Moss and lichens don’t have root systems, they anchor themselves with rhizoids. They don’t draw nourishment from the ground but through photosynthesis, air and water. They hold many times their own weight in water and aid the forest as sponging, cooling and humidifying systems. They are also able to go dormant when they’re under stress.

Elan Valley - Haircap Moss | Gathering Moss | The Last Krystallos

Elan Valley – Haircap Moss © Lisa Shambrook

They have great strength, especially as they grow dense and low to the ground, but they are still vulnerable. They are stripped for the florist industry and are constantly trod upon. As our society, towns and farms spreads into their territory they try to grow, as you’ll see on walls, paving slabs and rooves, but many new building materials are not moss friendly. Many people will also treat moss with weed-killer killing off their tiny ecosystems. My garage shares its roof with my neighbour’s garage and my side of the roof was blanketed with little hedgehogs of cushion moss, and my neighbour, who follows a regimented gardening style used a weed-killer to remove the moss and thereby prevent damp in the garage. This made me sad – I suppose I don’t mind a little damp…

Moss in its element - Gathering Moss | The Last Krystallos

Moss in its element © Lisa Shambrook

One of my most favourite places locally is the Brechfa Forest. It’s like a fairy-tale forest and I expect to bump into Galadriel. Moss covers the forest floor in a springy carpet and drapes like feathery curtains from the fir trees. It’s a magical walk, and the dog loves it too!

Brechfa Moss - Gathering Moss | The Last Krystallos

Moss in Brechfa © Lisa Shambrook

Ancient conversation moses and rocks - Robin Wall Kimmerer - Gathering Moss | The Last Krystallos

Robin Wall Kimmerer © Lisa Shambrook

What do you love about moss?

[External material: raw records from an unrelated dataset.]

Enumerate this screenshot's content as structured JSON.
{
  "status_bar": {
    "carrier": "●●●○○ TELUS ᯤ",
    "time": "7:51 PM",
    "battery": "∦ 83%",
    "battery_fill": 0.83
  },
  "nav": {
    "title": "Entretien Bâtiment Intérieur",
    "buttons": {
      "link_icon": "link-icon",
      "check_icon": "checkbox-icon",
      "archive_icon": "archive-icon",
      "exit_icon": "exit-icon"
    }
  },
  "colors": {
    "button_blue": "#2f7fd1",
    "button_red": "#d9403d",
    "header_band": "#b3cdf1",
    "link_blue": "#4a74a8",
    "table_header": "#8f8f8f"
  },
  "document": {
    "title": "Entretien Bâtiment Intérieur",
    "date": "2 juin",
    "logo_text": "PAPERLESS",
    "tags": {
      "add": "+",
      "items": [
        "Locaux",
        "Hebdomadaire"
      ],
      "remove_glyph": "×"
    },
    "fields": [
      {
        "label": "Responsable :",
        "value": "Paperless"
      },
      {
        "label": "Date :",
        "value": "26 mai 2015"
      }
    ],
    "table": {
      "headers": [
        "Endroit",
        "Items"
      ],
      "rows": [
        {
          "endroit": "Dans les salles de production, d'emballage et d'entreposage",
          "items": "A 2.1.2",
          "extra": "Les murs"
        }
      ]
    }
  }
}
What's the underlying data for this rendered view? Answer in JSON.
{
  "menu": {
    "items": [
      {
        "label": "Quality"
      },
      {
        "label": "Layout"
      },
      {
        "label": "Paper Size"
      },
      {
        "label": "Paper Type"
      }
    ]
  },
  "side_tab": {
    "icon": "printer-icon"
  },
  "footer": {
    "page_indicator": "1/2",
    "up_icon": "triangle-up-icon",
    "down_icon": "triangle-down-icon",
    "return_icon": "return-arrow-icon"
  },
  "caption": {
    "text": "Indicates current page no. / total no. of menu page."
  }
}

Or do you have a different favourite woodland flora?
One of my most favourite photos is one I took on Exmoor of a tree swathed in moss…pure magic…

Exmoor mossy tree - The Last Krystallos

Exmoor moss swathed tree © Lisa Shambrook